Article Credit: Ekhart Yoga - Emma Newlyn
The third of Patanjali’s Niyamas is ‘Tapas’, which often translates traditionally as ‘austerity’ or ‘discipline’. The word Tapas is derived from the root Sanskrit verb ‘tap’ which means ‘to burn’, and evokes a sense of ‘fiery discipline' or ‘passion’. In this sense, Tapas can mean cultivating a sense of self-discipline, passion, and courage in order to burn away ‘impurities’ physically, mentally, and emotionally, and paving the way to our true greatness.
Tapas doesn’t have to mean being solemn and serious though, this fieriness is what gets our heart pumping, heightens our desire for personal growth, and reminds us of how much we love our yoga practice! Just as with all aspects of the Sutras though, Tapas has relevance both on and off the yoga mat….
Explore Patanjali’s Yamas and the other limbs in our guided online program:’The Eight Limbs of Yoga‘
Tapas On The Mat
First of all, ‘discipline’ doesn’t strictly mean pushing ourselves harder in a physical sense. Sometimes just actually making the time to get on the mat and meditate, or practice for 10 minutes every day is difficult enough! For some, Tapas will mean making time to be still and observing the mind, and for others, it’ll mean working on strength and practicing that arm balance we’ve been putting off.
Tapas is an aspect of inner wisdom that encourages us to practice even when we don’t feel like it, even though we know how good it makes us feel! It’s that fiery passion that makes us get up and do our practice for the love of it, and by committing to this, the impurities are ‘burned’ away. Making the decision to go to bed a little earlier so you can wake up early to practice is Tapas; not drinking too much or eating unhealthy foods because you want to feel good in your practice is Tapas; and the way you feel after an intense yoga class, a blissful Savasana and deep meditation? That’s Tapas too – ‘burning’ away the negative thought patterns and habits we often fall into.
Cultivating a sense of Tapas in our physical practice could mean trying poses we usually avoid or find difficult, or leaning mindfully into our edge within a tough asana. Realizing that it does take time to get into a more ‘advanced’ version of a pose doesn’t have to be discouraging at all; having the discipline to practice consistently and the humility to admit when we’re not perfect are both essential to reaping the rewards that ‘discipline’ has to offer.
As Pattabhi Jois famously said; ‘Practice and all is coming’….
Taking Tapas Off The Yoga Mat
The discipline we learn on the mat is a fantastic lesson to take off the mat and into our everyday lives.
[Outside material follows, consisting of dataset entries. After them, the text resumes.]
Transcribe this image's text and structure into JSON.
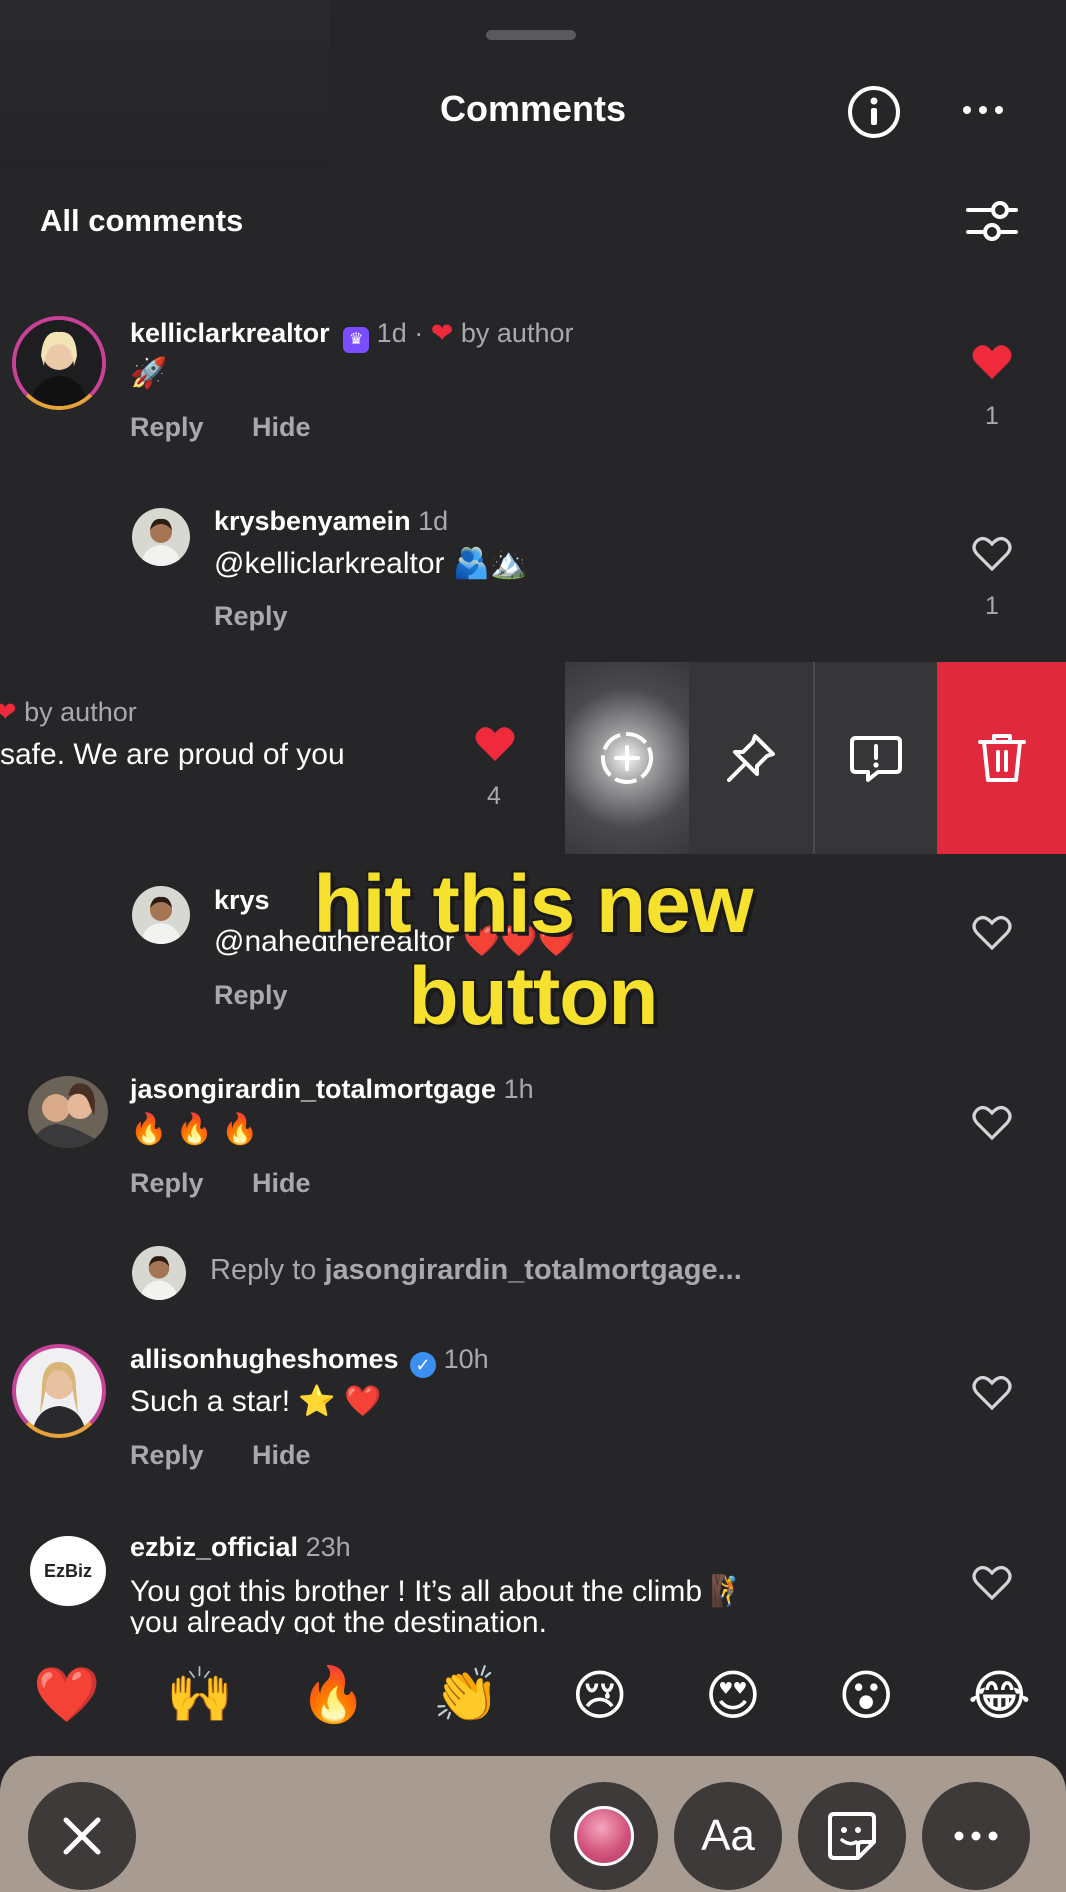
{
  "header": {
    "title": "Comments",
    "section_label": "All comments"
  },
  "comments": [
    {
      "username": "kelliclarkrealtor",
      "time": "1d",
      "liked_by": "by author",
      "separator": "·",
      "text": "🚀",
      "actions": [
        "Reply",
        "Hide"
      ],
      "like_count": "1"
    },
    {
      "username": "krysbenyamein",
      "time": "1d",
      "text": "@kelliclarkrealtor 🫂🏔️",
      "actions": [
        "Reply"
      ],
      "like_count": "1"
    },
    {
      "liked_by": "by author",
      "text": "safe. We are proud of you",
      "like_count": "4"
    },
    {
      "username": "krys",
      "text": "@nahedtherealtor ❤️❤️❤️",
      "actions": [
        "Reply"
      ]
    },
    {
      "username": "jasongirardin_totalmortgage",
      "time": "1h",
      "text": "🔥 🔥 🔥",
      "actions": [
        "Reply",
        "Hide"
      ]
    },
    {
      "username": "allisonhugheshomes",
      "time": "10h",
      "text": "Such a star! ⭐️ ❤️",
      "actions": [
        "Reply",
        "Hide"
      ]
    },
    {
      "username": "ezbiz_official",
      "time": "23h",
      "text_line1": "You got this brother ! It’s all about the climb 🧗",
      "text_line2": "you already got the destination.",
      "avatar_text": "EzBiz"
    }
  ],
  "reply_prompt": {
    "prefix": "Reply to ",
    "target": "jasongirardin_totalmortgage..."
  },
  "overlay": {
    "line1": "hit this new",
    "line2": "button"
  },
  "emoji_bar": [
    "❤️",
    "🙌",
    "🔥",
    "👏",
    "😢",
    "😍",
    "😮",
    "😂"
  ],
  "bottom_bar": {
    "text_tool": "Aa"
  },
  "colors": {
    "background": "#262628",
    "delete": "#e0293d",
    "overlay_text": "#f7e12f",
    "heart": "#ef2a3d"
  }
}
When we breathe through challenging situations in a yoga practice, such as a difficult balancing pose, or when we find the strength to lift up into an arm balance we previously thought was ‘impossible’, we can take these lessons with us and learn to be strong when facing challenging life situations.
"Having the courage NOT to listen to the voices in our head that tell us we’re ‘not strong enough’ or ‘not good enough’ to attempt a more demanding pose or go for that new job opportunity is also an element of Tapas that ‘burns’ away those ‘impure’ thoughts, and leads to more self-trust and inner strength."
Igniting The Inner Fire
Working with core strength is a surefire way to tap into that sense of ‘fieriness’ stoking the ‘Agni’ or inner fire. The core is where our Manipura Chakra lies, and this energy center governs our sense of self-confidence, inner strength, willpower, and self-discipline.
The element of fire – which both the Manipura Chakra and Tapas link to – is also the element of ‘transformation’, and we can see this for ourselves as we take on those challenges we’re faced with. Transformation generally happens when we allow change to happen; stepping outside of our comfort zone and practicing poses we’re not confident with or maybe a little afraid of is when we begin to grow and learn about ourselves. If things are too easy all the time, we don’t tend to learn the life lessons we need to make us stronger and more rounded people.
Traveling a bumpy road is well worth it when you eventually find a place of peace and freedom. The lessons we learn from facing challenges and fears are the ones that tend to have the biggest positive impact on us.
When we work with the element of Tapas, it’s important to make sure we’re acting from a place of positivity and love, and not from fear. When we push ourselves a little further, we should do it not because our ego tells us to, but because we really truly feel we can go just that little bit further.
What does Tapas mean to you? The next time you’re faced with a challenge in a yoga class, practice facing up to it and igniting your inner fire – you’ll soon notice big changes on and off the mat!